Instead I saw bright red and found strange sounds coming out of my mouth.  My eyebrows shot up until they were nearly in my hairline and I said in one of those pseudo-non-hysterical screeches, “Oh, okay.  None for me.  Heh heh. Heh.  That’s really great.  Great.”   My heart started pounding and a furious closed captioning sort of turned on in my brain, displaying things like, “After waking me up three times a night every night for years?  And whining all day?  And the nightly horror of homework?  And how I stay up nights worrying about you on the nights that you don’t happen to wake me up?  And how I do all this crap for you and have never once actually throttled you or thrown you out a window and Im a short order cook and buy you cases of nitrate free hot dogs and organic macaroni and cheese and I CAN’T EVEN HAVE A PIECE OF CRAP ORNAMENT FROM SCHOOL? REALLY?!”  And then I slumped up the stairs to cry which is where I stayed, asking Greg to handle dinner.  I cried for hours.

Somewhere around then I had to admit that 2010 has been a pretty tough year.  But still, I’m not sure how I ended up crying over this.  I was raised in a wholesome iconoclastic atheist Jewish rabble-rousing home.  I don’t really know where this sort of low-rent Martha Stewart tendency of mine comes from, or why I seem compelled to create some kind of a perfect holiday.    I hate the consumerism.  And I don’t think I really want endless things crowding our small home.

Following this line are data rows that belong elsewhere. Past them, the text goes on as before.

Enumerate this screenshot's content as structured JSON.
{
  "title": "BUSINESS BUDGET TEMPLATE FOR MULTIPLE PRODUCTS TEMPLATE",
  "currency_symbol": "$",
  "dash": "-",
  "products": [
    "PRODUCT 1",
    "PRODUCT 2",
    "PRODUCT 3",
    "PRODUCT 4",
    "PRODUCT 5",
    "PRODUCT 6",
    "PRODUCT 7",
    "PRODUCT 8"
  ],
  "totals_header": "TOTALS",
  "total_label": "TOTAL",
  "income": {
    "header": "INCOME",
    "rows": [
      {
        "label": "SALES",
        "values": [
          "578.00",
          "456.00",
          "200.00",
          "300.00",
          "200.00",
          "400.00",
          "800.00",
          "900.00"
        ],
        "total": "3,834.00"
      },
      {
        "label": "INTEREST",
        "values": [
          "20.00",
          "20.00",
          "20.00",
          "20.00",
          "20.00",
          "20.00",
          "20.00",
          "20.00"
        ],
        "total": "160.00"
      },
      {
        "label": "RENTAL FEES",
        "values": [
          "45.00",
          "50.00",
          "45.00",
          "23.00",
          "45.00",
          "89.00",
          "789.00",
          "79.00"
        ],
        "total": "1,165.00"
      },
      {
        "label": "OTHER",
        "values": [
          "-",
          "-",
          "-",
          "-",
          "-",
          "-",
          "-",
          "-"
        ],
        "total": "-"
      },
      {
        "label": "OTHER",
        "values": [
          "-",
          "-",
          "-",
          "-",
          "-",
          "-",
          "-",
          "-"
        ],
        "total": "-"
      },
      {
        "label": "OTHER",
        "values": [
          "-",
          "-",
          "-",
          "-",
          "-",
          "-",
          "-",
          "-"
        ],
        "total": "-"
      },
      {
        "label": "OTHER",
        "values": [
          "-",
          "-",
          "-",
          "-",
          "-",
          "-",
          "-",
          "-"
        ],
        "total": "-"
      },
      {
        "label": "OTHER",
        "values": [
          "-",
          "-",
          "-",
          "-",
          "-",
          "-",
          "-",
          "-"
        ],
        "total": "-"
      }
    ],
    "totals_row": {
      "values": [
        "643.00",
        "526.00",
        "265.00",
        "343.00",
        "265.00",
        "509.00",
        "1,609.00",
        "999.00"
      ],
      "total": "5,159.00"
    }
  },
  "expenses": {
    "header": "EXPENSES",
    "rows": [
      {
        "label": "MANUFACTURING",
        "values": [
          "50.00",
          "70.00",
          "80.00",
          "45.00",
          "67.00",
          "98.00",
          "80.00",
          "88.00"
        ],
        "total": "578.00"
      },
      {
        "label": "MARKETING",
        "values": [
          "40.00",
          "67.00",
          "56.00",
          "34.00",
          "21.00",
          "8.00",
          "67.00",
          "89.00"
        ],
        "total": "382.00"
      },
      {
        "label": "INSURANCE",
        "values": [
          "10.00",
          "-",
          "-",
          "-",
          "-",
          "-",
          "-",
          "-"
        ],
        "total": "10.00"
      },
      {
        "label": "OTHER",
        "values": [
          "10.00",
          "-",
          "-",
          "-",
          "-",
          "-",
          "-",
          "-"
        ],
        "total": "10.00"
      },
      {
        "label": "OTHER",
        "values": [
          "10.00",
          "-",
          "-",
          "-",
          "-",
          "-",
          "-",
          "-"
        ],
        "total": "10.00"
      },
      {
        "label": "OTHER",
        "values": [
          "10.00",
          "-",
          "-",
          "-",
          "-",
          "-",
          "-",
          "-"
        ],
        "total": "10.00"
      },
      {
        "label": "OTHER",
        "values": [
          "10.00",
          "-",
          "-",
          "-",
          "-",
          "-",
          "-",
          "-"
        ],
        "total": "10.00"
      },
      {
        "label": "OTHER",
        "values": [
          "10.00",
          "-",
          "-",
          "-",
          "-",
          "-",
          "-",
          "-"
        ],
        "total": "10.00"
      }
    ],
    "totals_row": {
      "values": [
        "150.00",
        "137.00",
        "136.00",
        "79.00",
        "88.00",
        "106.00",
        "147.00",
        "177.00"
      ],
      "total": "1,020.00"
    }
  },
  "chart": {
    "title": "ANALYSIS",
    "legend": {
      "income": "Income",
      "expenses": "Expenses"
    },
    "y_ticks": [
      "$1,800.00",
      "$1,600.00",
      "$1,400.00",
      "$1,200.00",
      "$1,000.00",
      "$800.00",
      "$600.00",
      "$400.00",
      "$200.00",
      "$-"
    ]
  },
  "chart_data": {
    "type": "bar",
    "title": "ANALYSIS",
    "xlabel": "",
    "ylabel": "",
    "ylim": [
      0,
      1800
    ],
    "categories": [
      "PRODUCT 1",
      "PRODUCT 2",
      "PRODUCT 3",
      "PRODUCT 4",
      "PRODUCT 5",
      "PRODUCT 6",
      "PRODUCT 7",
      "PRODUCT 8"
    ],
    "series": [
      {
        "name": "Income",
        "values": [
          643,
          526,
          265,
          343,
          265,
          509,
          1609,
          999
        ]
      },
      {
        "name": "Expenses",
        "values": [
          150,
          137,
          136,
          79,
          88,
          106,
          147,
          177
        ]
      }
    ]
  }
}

But what I especially don’t want is to be the person who actually cares, who seeks some weird kind of approval from my own children.  I know that I’m the one who’s here for them, not them for me.  I know I’m supposed to be a monolithic entity to them, one who doesn’t make them feel like they have to nurture me.  I know I know I know.

And I’ve recovered, having spent some uncomfortable time reflecting, realizing how my heart just isn’t pure.  How there’s no way I could have had this reaction if I let my real values guide my parenting.   Doesn’t that seem true and right – that when we act with truth and integrity, we’re not looking for the recognition from others, but being guided by our own inner compass.

And looking forward to the clean slate of a new year of life, that’s what I’ll be promising to do in addition to all the usual smaller goals.   Like making good on my promise to slow our lives down, to laugh more, to listen and make time for quiet.   And making space to forgive myself for our imperfect and fractured lives, my disorganization and impatience. And I’ll try to remember to not look for gold stars or glitter-covered, glued-up whatever as a reward.

But maybe you could stop by next December with a nice bottle of red wine and box of tissues, just in case.

Blog Widget by LinkWithin
Print Friendly
  • About

    Cheryl Herrick's brave Vermont quest to bring together food-love and mom-life. All original content (written, graphical, recipes or other), unless otherwise noted, is © and/or TM Cheryl Herrick. All rights reserved by the author. Want to reprint a recipe? Just get in touch and ask.

    Stats: 301 Posts, 640 Comments

  • Recent Posts

  • Foodie Fights Winner

  • Kreative Blogger

  • Foodie Blogroll

  • CrankyCakes on Twitter

  • Recent Comments

  • Categories



↑ Top